Guardian reports "Like teenagers, computers are built to hook up. Demanding that users abstain from net will never work when they need it for their jobs. Better to practise safe hex. While Information Technology (IT) departments may wish to restrict users' connections, they are less eager to obey such limits themselves..."
Computers Can Send You to the Emergency Room (ER), Study Shows. Serious Computer Injuries Outpaced the # of New Computer Owners.Submitted by ant on Wed, 06/10/2009 - 5:29am. General Computing | Hardware | Health | History | New Version/Update/Upgrade | Personal | Reading Materials | Technology
This two pages ABC News article says the "first report to count computer-related emergency room (ER) injuries shows that each year more and more Americans are tripping over cords, dropping monitors, banging heads and snagging limbs.
An eight minutes and 27 seconds YouTube video shows a huge "circa 1964 Livermore Data Systems 'Model A' Acoustic Coupler Modem, live demonstration.
Maximum PC article (one print page) shares the past and current 3D video cards -- "Try to imagine where 3D gaming would be today if not for the graphics processing unit, or GPU. Without it, you wouldn't be tredging through the jungles of Crysis in all its visual splendor, nor would you be fending off endless hordes of fast-moving zombies at high resolutions. For that to happen, it takes a highly specialized chip designed for parallel processing to pull off the kinds of games you see today, the same ones that wouldn't be possible on a CPU alone. Going forward, GPU makers will try to extend the reliance on videocards to also include physics processing, video encoding/decoding, and other tasks that where once handled by the CPU.
Gabrieltessin's Overclockers Club Forum thread shows a review on things you can and can't use as thermal interface material (TIM) in a pinch on your central processing unit (CPU)
Xkcd shows a funny comic/cartoon strip of a guy's dream software quality assurance (SQA) and software development...
BBC News reports that "Wireless Application Protocol (WAP), dongle, and cookie are some of the least understood words by the British public, according to a survey. Gadget Helpline surveyed more than 5,000 users and came up with a top ten (10) list of technology-related words people find most confusing. The firm says companies should use language people understand, rather than resorting to jargon..."
/. shares a Wall Street Journal article, with its ninteen photographs/photos. slideshow of the family album and a 3.3 minutes video story, on Bill Gates and his family's life including Bill's misbehaved rebel teenage life, his changes, etc.
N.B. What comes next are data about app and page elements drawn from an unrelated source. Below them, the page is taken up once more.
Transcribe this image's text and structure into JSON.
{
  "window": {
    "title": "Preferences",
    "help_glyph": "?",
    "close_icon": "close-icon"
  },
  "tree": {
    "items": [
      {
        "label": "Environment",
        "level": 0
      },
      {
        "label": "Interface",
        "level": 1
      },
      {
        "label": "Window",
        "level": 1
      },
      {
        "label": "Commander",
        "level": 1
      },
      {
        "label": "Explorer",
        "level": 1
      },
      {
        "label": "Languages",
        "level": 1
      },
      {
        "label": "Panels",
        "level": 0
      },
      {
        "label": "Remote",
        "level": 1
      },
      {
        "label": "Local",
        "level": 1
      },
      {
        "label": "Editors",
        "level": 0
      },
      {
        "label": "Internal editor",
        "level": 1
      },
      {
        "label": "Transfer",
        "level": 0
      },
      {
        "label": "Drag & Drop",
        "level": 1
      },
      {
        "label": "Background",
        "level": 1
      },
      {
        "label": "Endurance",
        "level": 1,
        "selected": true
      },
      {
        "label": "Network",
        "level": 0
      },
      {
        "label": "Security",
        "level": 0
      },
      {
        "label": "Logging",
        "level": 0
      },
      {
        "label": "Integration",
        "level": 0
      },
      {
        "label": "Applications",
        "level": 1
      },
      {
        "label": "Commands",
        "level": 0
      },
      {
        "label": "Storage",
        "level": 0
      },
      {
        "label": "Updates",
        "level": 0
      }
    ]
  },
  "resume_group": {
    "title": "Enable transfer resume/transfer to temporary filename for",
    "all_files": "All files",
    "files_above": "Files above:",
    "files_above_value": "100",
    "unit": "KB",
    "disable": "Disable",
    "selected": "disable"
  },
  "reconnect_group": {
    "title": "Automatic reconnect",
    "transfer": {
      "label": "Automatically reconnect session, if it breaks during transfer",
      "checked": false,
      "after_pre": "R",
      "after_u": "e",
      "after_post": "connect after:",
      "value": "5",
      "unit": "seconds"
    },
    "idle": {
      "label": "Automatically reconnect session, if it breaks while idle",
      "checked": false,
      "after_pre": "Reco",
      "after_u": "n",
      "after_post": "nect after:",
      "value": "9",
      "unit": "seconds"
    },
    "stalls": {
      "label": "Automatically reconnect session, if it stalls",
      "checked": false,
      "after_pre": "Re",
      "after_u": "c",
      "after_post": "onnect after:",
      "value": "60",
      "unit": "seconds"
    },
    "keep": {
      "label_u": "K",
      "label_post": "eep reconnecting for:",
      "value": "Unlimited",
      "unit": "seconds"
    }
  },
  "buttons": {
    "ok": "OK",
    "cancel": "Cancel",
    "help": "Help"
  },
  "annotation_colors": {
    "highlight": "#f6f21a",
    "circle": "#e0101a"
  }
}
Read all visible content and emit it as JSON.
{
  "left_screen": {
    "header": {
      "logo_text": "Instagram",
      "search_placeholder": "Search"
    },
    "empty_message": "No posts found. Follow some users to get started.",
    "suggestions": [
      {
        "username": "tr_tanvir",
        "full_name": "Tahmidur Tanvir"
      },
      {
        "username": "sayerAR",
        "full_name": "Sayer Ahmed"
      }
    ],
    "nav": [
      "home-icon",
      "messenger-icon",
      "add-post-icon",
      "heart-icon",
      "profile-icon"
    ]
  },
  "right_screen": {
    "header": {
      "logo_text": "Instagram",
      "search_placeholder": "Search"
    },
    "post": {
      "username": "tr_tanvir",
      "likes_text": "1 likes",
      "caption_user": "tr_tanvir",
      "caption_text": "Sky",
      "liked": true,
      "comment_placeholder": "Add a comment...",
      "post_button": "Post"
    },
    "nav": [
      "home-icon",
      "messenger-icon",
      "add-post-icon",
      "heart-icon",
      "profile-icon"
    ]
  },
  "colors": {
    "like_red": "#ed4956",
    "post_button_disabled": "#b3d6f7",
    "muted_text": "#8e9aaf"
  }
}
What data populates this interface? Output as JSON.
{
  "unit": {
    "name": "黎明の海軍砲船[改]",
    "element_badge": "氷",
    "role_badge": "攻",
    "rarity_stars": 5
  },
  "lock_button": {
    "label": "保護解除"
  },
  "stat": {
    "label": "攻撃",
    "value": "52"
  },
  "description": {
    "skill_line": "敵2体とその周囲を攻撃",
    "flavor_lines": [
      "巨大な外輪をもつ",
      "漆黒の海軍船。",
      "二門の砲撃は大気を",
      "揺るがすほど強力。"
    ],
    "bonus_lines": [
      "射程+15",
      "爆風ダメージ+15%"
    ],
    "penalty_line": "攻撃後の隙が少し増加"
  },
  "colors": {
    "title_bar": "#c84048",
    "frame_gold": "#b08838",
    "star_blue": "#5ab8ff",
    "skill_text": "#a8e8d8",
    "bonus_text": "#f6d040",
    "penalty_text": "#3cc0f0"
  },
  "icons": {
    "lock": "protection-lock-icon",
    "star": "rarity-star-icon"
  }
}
It was mainly an interview on Bill's father, Bill/William H. Gates, Sr.
TechRadar shares how "incremental improvements just don't get us excited. Perhaps Blu-ray is the canary in the coalmine. To its makers, it's a fantastic new format, the pinnacle of home entertainment technology. To the public, it's digital video/versatile disc (DVD) with a slightly better picture and double the price tag -- and most people have decided to stick with what they already have.
The Wall Street Journal reports on how "Vincent Connare designed the ubiquitous, bubbly Comic Sans typeface, but he sympathizes with the world-wide movement to ban it. Mr. Connare has looked on, alternately amused and mortified, as Comic Sans has spread from a software project at Microsoft Corporation/Corp. 15 years ago to grade-school fliers and holiday newsletters, ads and tags, business e-mails, street signs, Bibles, porn sites, gravestones and hospital posters about bowel cancer.